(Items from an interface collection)

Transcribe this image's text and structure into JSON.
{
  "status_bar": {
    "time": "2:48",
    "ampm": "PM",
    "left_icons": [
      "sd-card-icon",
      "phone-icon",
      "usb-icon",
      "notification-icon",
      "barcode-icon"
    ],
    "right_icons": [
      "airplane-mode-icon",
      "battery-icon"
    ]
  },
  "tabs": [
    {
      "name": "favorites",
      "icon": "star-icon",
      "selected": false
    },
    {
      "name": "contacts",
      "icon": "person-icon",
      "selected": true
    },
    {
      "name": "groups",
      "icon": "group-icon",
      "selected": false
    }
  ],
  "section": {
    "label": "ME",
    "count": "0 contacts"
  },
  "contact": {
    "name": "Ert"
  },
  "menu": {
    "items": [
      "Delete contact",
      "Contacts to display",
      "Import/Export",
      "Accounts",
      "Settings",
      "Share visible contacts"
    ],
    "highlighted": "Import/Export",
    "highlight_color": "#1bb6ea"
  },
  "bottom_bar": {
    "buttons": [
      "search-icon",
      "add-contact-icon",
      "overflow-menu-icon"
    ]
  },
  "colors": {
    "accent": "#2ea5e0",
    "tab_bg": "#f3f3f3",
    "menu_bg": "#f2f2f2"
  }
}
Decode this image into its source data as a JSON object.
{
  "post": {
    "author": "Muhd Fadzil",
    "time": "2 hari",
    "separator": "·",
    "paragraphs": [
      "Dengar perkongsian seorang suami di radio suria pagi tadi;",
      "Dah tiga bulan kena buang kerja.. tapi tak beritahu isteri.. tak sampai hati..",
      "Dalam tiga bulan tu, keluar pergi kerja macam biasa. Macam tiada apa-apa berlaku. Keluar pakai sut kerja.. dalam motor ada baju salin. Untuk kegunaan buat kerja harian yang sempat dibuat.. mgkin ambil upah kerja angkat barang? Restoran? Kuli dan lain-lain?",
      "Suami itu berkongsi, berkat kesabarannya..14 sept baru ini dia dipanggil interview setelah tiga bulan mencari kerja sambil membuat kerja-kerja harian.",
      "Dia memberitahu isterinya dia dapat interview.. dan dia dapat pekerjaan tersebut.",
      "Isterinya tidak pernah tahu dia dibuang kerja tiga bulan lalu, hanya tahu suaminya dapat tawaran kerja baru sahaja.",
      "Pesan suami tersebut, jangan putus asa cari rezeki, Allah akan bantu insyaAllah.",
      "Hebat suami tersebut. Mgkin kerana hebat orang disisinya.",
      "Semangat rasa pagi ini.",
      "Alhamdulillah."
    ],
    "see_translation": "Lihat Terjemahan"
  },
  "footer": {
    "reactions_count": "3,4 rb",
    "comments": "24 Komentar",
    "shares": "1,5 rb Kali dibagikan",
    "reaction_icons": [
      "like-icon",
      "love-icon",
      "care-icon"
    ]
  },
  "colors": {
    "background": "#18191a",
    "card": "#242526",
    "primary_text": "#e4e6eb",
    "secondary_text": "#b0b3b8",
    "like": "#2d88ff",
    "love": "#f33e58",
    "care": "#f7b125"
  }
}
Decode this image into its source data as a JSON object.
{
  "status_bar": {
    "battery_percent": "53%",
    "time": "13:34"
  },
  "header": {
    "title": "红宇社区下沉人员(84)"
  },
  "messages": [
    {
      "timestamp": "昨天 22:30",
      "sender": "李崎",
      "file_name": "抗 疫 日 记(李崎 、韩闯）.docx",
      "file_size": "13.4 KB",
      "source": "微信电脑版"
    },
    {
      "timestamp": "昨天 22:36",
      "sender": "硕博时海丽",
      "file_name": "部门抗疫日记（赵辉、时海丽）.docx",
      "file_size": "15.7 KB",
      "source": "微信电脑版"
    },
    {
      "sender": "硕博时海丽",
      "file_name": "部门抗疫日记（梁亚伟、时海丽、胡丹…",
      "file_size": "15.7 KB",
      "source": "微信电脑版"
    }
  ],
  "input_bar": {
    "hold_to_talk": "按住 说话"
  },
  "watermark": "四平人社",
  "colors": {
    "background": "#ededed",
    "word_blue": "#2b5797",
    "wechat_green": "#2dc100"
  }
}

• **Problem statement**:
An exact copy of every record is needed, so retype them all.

• **Result of this task**:
Transcribe this image's text and structure into JSON.
{
  "status_bar": {
    "time": "2:48",
    "ampm": "PM",
    "left_icons": [
      "sd-card-icon",
      "phone-icon",
      "usb-icon",
      "notification-icon",
      "barcode-icon"
    ],
    "right_icons": [
      "airplane-mode-icon",
      "battery-icon"
    ]
  },
  "tabs": [
    {
      "name": "favorites",
      "icon": "star-icon",
      "selected": false
    },
    {
      "name": "contacts",
      "icon": "person-icon",
      "selected": true
    },
    {
      "name": "groups",
      "icon": "group-icon",
      "selected": false
    }
  ],
  "section": {
    "label": "ME",
    "count": "0 contacts"
  },
  "contact": {
    "name": "Ert"
  },
  "menu": {
    "items": [
      "Delete contact",
      "Contacts to display",
      "Import/Export",
      "Accounts",
      "Settings",
      "Share visible contacts"
    ],
    "highlighted": "Import/Export",
    "highlight_color": "#1bb6ea"
  },
  "bottom_bar": {
    "buttons": [
      "search-icon",
      "add-contact-icon",
      "overflow-menu-icon"
    ]
  },
  "colors": {
    "accent": "#2ea5e0",
    "tab_bg": "#f3f3f3",
    "menu_bg": "#f2f2f2"
  }
}
Decode this image into its source data as a JSON object.
{
  "post": {
    "author": "Muhd Fadzil",
    "time": "2 hari",
    "separator": "·",
    "paragraphs": [
      "Dengar perkongsian seorang suami di radio suria pagi tadi;",
      "Dah tiga bulan kena buang kerja.. tapi tak beritahu isteri.. tak sampai hati..",
      "Dalam tiga bulan tu, keluar pergi kerja macam biasa. Macam tiada apa-apa berlaku. Keluar pakai sut kerja.. dalam motor ada baju salin. Untuk kegunaan buat kerja harian yang sempat dibuat.. mgkin ambil upah kerja angkat barang? Restoran? Kuli dan lain-lain?",
      "Suami itu berkongsi, berkat kesabarannya..14 sept baru ini dia dipanggil interview setelah tiga bulan mencari kerja sambil membuat kerja-kerja harian.",
      "Dia memberitahu isterinya dia dapat interview.. dan dia dapat pekerjaan tersebut.",
      "Isterinya tidak pernah tahu dia dibuang kerja tiga bulan lalu, hanya tahu suaminya dapat tawaran kerja baru sahaja.",
      "Pesan suami tersebut, jangan putus asa cari rezeki, Allah akan bantu insyaAllah.",
      "Hebat suami tersebut. Mgkin kerana hebat orang disisinya.",
      "Semangat rasa pagi ini.",
      "Alhamdulillah."
    ],
    "see_translation": "Lihat Terjemahan"
  },
  "footer": {
    "reactions_count": "3,4 rb",
    "comments": "24 Komentar",
    "shares": "1,5 rb Kali dibagikan",
    "reaction_icons": [
      "like-icon",
      "love-icon",
      "care-icon"
    ]
  },
  "colors": {
    "background": "#18191a",
    "card": "#242526",
    "primary_text": "#e4e6eb",
    "secondary_text": "#b0b3b8",
    "like": "#2d88ff",
    "love": "#f33e58",
    "care": "#f7b125"
  }
}
Decode this image into its source data as a JSON object.
{
  "status_bar": {
    "battery_percent": "53%",
    "time": "13:34"
  },
  "header": {
    "title": "红宇社区下沉人员(84)"
  },
  "messages": [
    {
      "timestamp": "昨天 22:30",
      "sender": "李崎",
      "file_name": "抗 疫 日 记(李崎 、韩闯）.docx",
      "file_size": "13.4 KB",
      "source": "微信电脑版"
    },
    {
      "timestamp": "昨天 22:36",
      "sender": "硕博时海丽",
      "file_name": "部门抗疫日记（赵辉、时海丽）.docx",
      "file_size": "15.7 KB",
      "source": "微信电脑版"
    },
    {
      "sender": "硕博时海丽",
      "file_name": "部门抗疫日记（梁亚伟、时海丽、胡丹…",
      "file_size": "15.7 KB",
      "source": "微信电脑版"
    }
  ],
  "input_bar": {
    "hold_to_talk": "按住 说话"
  },
  "watermark": "四平人社",
  "colors": {
    "background": "#ededed",
    "word_blue": "#2b5797",
    "wechat_green": "#2dc100"
  }
}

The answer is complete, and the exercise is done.